Doing so opens our minds and neural pathways up to see new and innovative solutions to problems. It also makes us more productive because we’re thinking more clearly.

In the book, I talk more in depth about the concept of a beginner’s mind and how we can benefit from it. You can do anything from word play, to pretend play to book play to incorporate play into your leisure time. Adult coloring books are also a way to

When we get caught up in the daily monotony, it’s easy to let ourselves stop innovating and learning. But if you keep it up as an adult? Well there’s no stopping you, kid.

2. You’ll be more confident.

Most young kids aren’t yet self-aware enough to care what other people think about them. They’re still learning how to behave in social situation and hold a conversation.

Us as adults, on the other hand, are a bit too aware of how others perceive us. All too often this thought creeps into our heads and keeps us from going after our dreams or something we really want to do. I say, no more of that!

Confidence comes from not only knowing that we can do something but knowing that we can try something and are allowed to fail at it.

There’s a tremendous amount of power in knowing that it’s okay if we aren’t good at something.

Playing like a kid lets you let go of those inhibitions and just have fun! You can take on new opportunities and challenges knowing that it’s okay if you’re not the best because no one expects you to be. Allow yourself to fail and you’ll have more confidence in no time!

You can start building up that confidence with the activities in Part 1 and Part 7 of the book.

Physical activities also help with confidence. They engage us in different ways and can not only improve our emotional intelligence but critical thinking skills as well.

Our adult play may not look like our childhood play, and that’s okay! The type of play doesn’t matter as much as actually playing.

3. You’ll be less stressed.

Playing like a kids means laughing your head off for hours over silly things.
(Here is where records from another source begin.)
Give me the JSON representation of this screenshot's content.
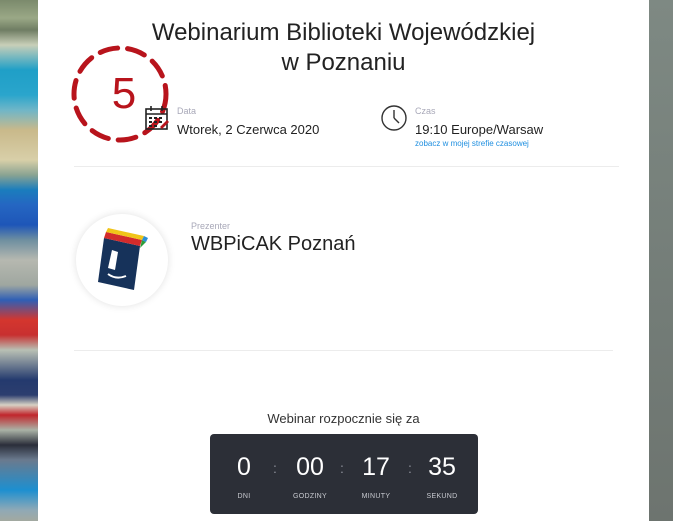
{
  "title": {
    "line1": "Webinarium Biblioteki Wojewódzkiej",
    "line2": "w Poznaniu"
  },
  "annotation": {
    "number": "5",
    "color": "#b8141c"
  },
  "date": {
    "label": "Data",
    "value": "Wtorek, 2 Czerwca 2020",
    "icon": "calendar-icon"
  },
  "time": {
    "label": "Czas",
    "value": "19:10 Europe/Warsaw",
    "timezone_link": "zobacz w mojej strefie czasowej",
    "icon": "clock-icon"
  },
  "presenter": {
    "label": "Prezenter",
    "name": "WBPiCAK Poznań",
    "logo_color": "#16325a"
  },
  "countdown": {
    "label": "Webinar rozpocznie się za",
    "units": [
      {
        "value": "0",
        "label": "DNI"
      },
      {
        "value": "00",
        "label": "GODZINY"
      },
      {
        "value": "17",
        "label": "MINUTY"
      },
      {
        "value": "35",
        "label": "SEKUND"
      }
    ],
    "separator": ":"
  },
  "colors": {
    "accent_link": "#1f8fe0",
    "countdown_bg": "#2c2f37",
    "label_gray": "#a8a8b8"
  }
}
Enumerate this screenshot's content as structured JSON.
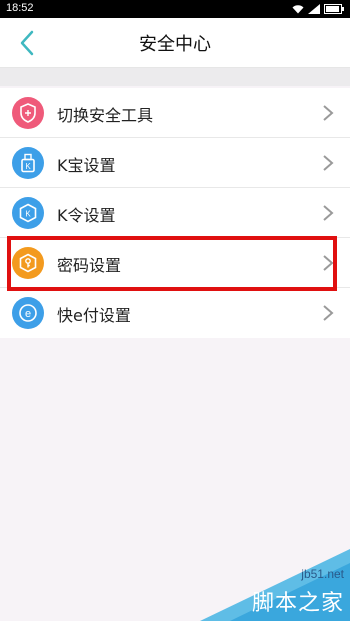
{
  "status_bar": {
    "time": "18:52"
  },
  "header": {
    "title": "安全中心"
  },
  "menu": {
    "items": [
      {
        "label": "切换安全工具",
        "icon": "shield-icon",
        "color": "#ef5a7a"
      },
      {
        "label": "K宝设置",
        "icon": "usb-key-icon",
        "color": "#3d9fe8"
      },
      {
        "label": "K令设置",
        "icon": "token-icon",
        "color": "#3d9fe8"
      },
      {
        "label": "密码设置",
        "icon": "key-icon",
        "color": "#f39a1e"
      },
      {
        "label": "快e付设置",
        "icon": "e-pay-icon",
        "color": "#3d9fe8"
      }
    ]
  },
  "watermark": {
    "url": "jb51.net",
    "site": "脚本之家"
  },
  "colors": {
    "accent": "#3fb8c0",
    "highlight": "#e01010"
  }
}
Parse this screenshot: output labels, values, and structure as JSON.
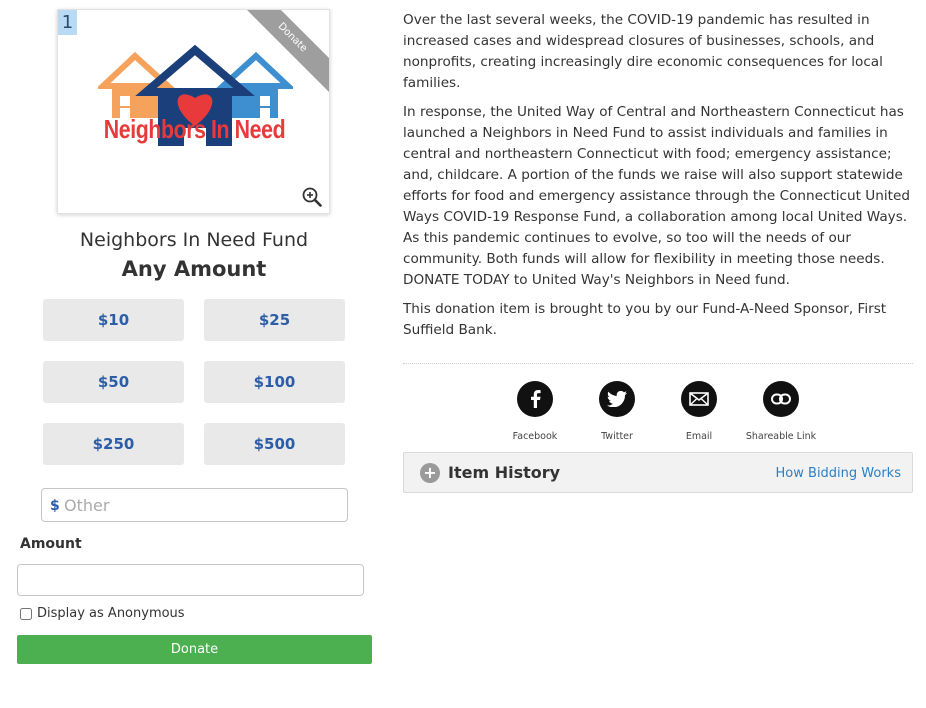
{
  "item": {
    "number": "1",
    "ribbon": "Donate",
    "logo_text": "Neighbors In Need",
    "title": "Neighbors In Need Fund",
    "amount_text": "Any Amount"
  },
  "amounts": [
    "$10",
    "$25",
    "$50",
    "$100",
    "$250",
    "$500"
  ],
  "other": {
    "currency": "$",
    "placeholder": "Other"
  },
  "form": {
    "amount_label": "Amount",
    "amount_value": "",
    "anonymous_label": "Display as Anonymous",
    "donate_label": "Donate"
  },
  "description": [
    "Over the last several weeks, the COVID-19 pandemic has resulted in increased cases and widespread closures of businesses, schools, and nonprofits, creating increasingly dire economic consequences for local families.",
    "In response, the United Way of Central and Northeastern Connecticut has launched a Neighbors in Need Fund to assist individuals and families in central and northeastern Connecticut with food; emergency assistance; and, childcare. A portion of the funds we raise will also support statewide efforts for food and emergency assistance through the Connecticut United Ways COVID-19 Response Fund, a collaboration among local United Ways. As this pandemic continues to evolve, so too will the needs of our community. Both funds will allow for flexibility in meeting those needs. DONATE TODAY to United Way's Neighbors in Need fund.",
    "This donation item is brought to you by our Fund-A-Need Sponsor, First Suffield Bank."
  ],
  "share": [
    {
      "label": "Facebook",
      "icon": "facebook-icon"
    },
    {
      "label": "Twitter",
      "icon": "twitter-icon"
    },
    {
      "label": "Email",
      "icon": "email-icon"
    },
    {
      "label": "Shareable Link",
      "icon": "link-icon"
    }
  ],
  "history": {
    "title": "Item History",
    "bidding_link": "How Bidding Works"
  },
  "colors": {
    "accent_blue": "#2c5ea8",
    "donate_green": "#4caf50",
    "logo_red": "#e83a3a",
    "link_blue": "#2b7fc4"
  }
}
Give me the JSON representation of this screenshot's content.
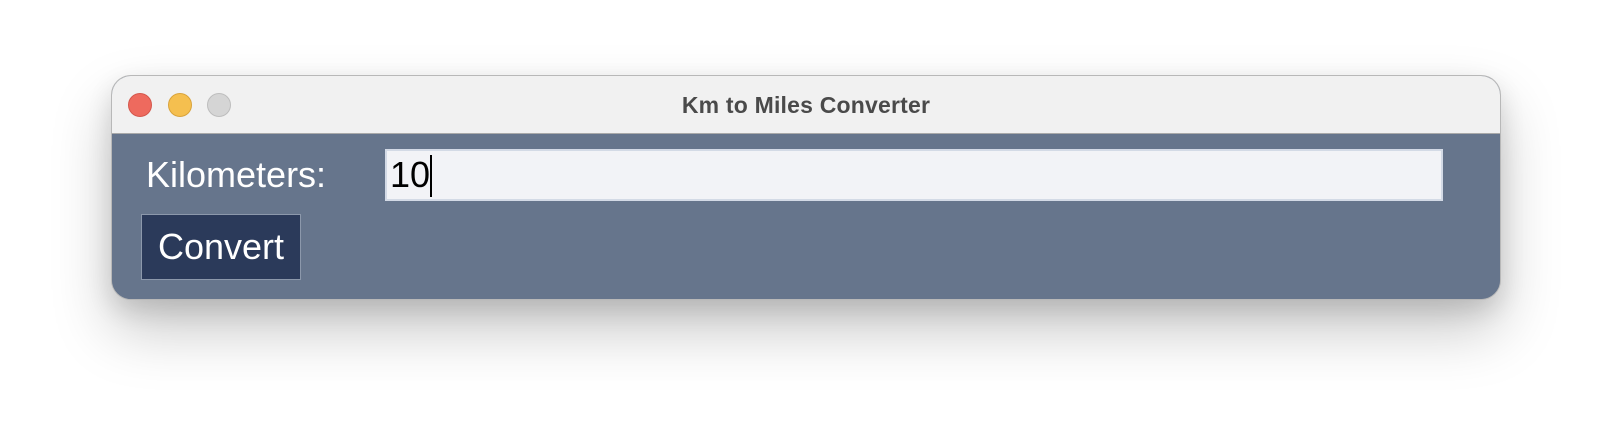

Laughter has been proven time and time again to be excellent medicine for relieving stress.

Not only does it allow for the release of endorphins (and we all know how powerful those are — thanks Elle Woods), but it also helps reduce inflammation throughout the body.

As play expert and psychiatrist Stuart Brown shares, engaging in play can help you manage stressful situations, improve your cognitive health, reduce your blood pressure, and more.

Of course, we can find things to laugh at any time — cute YouTube videos of puppies, anyone?

But why not take a chapter from the book and throw an awesome event for your friends and family that involves your favorite childhood snacks, games, and competitions (Part 4 or Part 5 is full of suggestions for exactly this purpose!). Go a step further and set up scavenger hunts for everyone to enjoy!

You’ll have an amazing time throwing back to your favorite childhood activities, making brand new memories with your best friends, and you’ll be way more relaxed at the end of it!

In Summary: Play as An Adult

The important of play as an adult can’t be understated. Being playful adults is a great benefit to our mental health.

The act of play is not just for young children or little kids. It is for everyone! A great way to engage in play is to try new things. One of the best ways is to do something you truly love.

Playing is not a waste of time. It’s actually critical for brain development and stress management.

The next time you find yourself stressed out, my recommendation is to try doing something that reminds you of a simpler time. When you’re less stressed, you’ll be more creative.

Plus, when you let go of the fear of failure, you’ll find that you have more confidence than you ever dreamed of. And all it takes? Just playing like a kid.

About the Author

Nicole Booz

Nicole Booz is the founder and Editor-in-Chief of GenTwenty, GenThirty, and The Capsule Collab. She has a Bachelor of Science in Psychology and is the author of The Kidult Handbook (Simon & Schuster May 2018). She currently lives in Pennsylvania with her husband and two sons. When she’s not reading or writing, she’s probably hiking, eating brunch, or planning her next great adventure.